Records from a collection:
━━━━━━━━━━━━━━━━━━━━

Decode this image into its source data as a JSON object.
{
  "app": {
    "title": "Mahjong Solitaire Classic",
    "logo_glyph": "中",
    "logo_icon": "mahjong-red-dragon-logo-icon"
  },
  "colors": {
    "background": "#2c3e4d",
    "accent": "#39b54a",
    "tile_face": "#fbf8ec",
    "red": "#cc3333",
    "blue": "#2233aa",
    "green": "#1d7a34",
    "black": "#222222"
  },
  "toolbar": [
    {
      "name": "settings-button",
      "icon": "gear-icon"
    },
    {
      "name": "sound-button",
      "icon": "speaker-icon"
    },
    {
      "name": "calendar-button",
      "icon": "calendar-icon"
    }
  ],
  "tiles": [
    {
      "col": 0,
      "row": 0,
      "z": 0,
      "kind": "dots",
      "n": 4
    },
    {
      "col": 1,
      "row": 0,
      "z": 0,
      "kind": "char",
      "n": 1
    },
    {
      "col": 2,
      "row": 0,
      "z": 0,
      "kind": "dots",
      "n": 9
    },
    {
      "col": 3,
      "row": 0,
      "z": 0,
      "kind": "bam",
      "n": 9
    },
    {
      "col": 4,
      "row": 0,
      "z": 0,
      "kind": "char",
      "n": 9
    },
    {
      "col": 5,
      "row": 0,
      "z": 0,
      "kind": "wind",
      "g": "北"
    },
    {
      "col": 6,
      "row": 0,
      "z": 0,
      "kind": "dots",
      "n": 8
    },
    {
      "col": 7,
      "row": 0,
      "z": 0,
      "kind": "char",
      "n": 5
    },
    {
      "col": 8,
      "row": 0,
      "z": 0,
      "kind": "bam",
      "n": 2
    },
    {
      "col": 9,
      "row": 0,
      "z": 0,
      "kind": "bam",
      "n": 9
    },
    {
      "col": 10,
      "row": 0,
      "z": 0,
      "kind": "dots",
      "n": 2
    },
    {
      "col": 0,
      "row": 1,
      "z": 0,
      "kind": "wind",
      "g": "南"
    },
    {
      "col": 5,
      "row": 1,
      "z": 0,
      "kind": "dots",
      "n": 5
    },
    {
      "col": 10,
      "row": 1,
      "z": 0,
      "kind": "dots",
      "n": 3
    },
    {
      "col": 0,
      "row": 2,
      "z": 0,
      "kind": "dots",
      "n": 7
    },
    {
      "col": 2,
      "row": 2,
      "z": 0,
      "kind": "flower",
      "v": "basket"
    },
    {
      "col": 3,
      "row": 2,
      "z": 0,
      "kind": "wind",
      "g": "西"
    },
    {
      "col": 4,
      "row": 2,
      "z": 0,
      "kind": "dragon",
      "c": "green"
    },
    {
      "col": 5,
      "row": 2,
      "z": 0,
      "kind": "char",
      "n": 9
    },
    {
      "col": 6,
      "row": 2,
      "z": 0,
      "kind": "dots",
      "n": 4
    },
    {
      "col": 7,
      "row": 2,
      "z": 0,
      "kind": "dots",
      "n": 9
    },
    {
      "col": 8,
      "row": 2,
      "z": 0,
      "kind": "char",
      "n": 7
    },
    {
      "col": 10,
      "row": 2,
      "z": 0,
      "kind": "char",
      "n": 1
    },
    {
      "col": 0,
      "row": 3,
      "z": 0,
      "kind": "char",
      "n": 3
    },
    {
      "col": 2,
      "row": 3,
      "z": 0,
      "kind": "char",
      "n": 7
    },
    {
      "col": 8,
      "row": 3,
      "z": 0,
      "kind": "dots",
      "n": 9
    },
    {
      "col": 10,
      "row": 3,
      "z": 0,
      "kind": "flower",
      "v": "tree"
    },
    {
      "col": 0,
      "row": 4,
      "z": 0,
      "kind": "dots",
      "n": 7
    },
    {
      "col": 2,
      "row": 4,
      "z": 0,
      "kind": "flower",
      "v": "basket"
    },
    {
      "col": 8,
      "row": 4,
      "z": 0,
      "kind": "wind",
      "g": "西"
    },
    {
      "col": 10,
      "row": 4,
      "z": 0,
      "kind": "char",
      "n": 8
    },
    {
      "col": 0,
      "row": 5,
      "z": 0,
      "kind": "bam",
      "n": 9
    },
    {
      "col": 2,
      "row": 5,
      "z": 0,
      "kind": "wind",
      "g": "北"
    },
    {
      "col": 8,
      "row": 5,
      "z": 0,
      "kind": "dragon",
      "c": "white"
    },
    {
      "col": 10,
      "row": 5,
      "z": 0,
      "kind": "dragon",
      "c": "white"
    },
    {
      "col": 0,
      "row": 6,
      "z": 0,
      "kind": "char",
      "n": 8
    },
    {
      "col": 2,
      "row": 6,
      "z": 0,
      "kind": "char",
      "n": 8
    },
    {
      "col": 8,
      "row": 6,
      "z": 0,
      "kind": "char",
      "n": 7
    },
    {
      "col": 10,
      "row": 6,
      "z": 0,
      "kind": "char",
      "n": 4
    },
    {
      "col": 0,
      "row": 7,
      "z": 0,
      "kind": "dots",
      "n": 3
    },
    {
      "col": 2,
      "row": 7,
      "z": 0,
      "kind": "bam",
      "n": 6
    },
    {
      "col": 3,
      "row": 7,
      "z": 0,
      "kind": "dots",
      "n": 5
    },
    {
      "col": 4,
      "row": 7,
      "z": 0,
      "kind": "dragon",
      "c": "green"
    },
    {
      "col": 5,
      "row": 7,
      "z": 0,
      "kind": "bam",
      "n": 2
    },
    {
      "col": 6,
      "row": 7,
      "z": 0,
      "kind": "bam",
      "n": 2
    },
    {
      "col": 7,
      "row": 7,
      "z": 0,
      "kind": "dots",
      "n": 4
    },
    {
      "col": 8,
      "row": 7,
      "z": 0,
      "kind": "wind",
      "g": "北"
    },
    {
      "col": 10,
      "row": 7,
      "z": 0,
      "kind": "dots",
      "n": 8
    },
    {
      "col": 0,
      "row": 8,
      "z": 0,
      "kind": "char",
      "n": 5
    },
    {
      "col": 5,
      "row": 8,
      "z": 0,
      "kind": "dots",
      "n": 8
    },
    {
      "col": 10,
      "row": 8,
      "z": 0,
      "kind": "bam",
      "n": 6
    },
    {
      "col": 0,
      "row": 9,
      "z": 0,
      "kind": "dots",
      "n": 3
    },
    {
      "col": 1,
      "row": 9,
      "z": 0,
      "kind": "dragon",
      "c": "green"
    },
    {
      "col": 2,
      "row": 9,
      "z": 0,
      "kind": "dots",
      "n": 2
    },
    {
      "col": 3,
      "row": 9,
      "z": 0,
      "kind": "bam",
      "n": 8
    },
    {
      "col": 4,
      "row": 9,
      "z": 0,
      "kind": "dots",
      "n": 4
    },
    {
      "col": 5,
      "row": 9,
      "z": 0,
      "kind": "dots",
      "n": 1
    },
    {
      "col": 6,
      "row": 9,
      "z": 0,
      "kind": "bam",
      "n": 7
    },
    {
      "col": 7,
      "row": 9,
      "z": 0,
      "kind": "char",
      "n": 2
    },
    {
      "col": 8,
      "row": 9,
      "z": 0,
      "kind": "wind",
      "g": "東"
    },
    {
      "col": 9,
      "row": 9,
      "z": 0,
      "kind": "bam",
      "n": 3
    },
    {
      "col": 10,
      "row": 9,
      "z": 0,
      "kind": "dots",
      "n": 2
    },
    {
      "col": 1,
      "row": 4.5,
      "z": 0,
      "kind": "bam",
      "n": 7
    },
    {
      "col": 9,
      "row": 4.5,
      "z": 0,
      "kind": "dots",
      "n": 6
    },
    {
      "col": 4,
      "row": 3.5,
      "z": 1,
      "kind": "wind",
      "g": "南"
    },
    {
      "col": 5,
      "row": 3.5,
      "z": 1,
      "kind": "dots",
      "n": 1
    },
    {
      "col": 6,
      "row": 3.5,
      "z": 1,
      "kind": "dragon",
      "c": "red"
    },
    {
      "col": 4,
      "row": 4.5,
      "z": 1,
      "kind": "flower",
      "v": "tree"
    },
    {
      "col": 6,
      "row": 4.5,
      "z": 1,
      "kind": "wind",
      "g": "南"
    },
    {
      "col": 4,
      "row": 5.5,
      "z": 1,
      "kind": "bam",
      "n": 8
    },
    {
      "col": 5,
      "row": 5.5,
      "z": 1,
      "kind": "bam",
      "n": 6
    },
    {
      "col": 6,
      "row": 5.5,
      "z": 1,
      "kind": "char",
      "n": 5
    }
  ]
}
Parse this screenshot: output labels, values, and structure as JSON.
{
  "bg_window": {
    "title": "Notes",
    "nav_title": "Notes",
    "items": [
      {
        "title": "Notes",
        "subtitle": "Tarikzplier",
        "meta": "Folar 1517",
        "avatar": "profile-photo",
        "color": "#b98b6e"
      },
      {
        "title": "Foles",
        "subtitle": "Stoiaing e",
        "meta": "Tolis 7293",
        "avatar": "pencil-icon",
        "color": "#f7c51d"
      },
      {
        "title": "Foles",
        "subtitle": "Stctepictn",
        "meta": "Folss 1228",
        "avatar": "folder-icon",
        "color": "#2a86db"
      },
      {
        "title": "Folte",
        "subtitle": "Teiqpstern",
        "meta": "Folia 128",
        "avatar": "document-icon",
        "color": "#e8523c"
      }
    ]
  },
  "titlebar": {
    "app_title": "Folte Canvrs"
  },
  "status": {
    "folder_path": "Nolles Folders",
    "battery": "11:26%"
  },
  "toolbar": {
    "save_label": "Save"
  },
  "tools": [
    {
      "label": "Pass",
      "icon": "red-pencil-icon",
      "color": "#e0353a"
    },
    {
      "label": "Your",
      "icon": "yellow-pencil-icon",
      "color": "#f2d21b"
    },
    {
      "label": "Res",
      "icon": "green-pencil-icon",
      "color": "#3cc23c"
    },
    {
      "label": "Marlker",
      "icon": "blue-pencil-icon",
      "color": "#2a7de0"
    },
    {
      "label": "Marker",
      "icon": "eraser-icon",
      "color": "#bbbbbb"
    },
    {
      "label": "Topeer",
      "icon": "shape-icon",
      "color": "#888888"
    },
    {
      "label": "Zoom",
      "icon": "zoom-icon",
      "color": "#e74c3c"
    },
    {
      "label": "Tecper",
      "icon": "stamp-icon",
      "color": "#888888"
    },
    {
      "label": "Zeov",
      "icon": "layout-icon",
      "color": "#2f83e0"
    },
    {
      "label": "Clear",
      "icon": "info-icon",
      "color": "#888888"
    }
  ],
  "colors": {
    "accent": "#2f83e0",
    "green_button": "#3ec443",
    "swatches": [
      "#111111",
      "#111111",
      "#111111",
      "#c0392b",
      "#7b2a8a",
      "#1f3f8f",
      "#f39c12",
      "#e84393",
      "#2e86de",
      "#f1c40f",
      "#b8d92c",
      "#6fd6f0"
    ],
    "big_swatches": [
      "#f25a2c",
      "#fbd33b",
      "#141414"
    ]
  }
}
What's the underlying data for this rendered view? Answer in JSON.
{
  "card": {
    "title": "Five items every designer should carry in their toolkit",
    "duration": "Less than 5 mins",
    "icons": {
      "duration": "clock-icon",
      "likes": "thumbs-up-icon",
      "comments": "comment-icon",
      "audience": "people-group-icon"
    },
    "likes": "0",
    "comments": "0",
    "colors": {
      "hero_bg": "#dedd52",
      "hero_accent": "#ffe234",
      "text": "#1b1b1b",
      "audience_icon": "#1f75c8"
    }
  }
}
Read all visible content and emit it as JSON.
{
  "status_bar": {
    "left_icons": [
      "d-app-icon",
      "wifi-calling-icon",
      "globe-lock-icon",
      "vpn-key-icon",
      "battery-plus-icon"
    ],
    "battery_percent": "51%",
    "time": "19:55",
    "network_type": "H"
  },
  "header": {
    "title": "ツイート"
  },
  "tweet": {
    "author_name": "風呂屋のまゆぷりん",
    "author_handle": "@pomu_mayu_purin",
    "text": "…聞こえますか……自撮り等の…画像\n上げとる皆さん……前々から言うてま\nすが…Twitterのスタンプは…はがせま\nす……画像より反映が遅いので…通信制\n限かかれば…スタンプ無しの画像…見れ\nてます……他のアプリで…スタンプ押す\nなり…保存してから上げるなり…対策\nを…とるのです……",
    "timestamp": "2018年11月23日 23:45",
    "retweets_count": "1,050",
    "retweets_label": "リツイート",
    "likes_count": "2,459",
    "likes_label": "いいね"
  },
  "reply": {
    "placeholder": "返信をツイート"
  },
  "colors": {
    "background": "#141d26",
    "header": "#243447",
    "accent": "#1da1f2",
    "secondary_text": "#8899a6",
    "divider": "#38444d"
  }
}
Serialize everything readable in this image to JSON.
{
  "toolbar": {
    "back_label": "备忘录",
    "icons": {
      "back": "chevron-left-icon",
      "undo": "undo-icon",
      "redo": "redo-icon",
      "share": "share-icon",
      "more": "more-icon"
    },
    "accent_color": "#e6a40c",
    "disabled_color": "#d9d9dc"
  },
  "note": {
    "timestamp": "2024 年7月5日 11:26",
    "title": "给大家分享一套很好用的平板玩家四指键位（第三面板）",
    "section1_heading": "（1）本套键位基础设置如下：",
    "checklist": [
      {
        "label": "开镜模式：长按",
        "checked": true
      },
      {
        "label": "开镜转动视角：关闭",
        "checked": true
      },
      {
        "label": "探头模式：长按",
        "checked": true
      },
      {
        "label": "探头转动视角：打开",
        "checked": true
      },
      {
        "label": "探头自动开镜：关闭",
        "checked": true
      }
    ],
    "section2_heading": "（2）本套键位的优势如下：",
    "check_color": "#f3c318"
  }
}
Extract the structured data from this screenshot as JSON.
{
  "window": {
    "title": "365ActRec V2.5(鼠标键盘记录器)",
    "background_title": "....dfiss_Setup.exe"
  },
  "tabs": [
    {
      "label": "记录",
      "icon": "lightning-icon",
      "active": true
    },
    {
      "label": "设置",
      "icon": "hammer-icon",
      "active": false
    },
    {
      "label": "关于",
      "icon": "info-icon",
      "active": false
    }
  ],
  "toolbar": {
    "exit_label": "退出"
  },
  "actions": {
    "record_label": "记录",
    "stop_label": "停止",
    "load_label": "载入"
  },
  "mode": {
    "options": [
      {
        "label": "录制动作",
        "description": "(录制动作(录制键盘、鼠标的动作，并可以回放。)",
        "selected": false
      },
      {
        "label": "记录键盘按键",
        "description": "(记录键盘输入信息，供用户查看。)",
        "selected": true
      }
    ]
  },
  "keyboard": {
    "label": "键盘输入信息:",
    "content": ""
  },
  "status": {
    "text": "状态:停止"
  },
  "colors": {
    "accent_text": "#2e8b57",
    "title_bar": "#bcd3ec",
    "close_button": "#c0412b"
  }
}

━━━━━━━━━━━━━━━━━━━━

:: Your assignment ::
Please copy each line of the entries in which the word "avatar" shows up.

:: The answer ::
        "avatar": "profile-photo",
        "avatar": "pencil-icon",
        "avatar": "folder-icon",
        "avatar": "document-icon",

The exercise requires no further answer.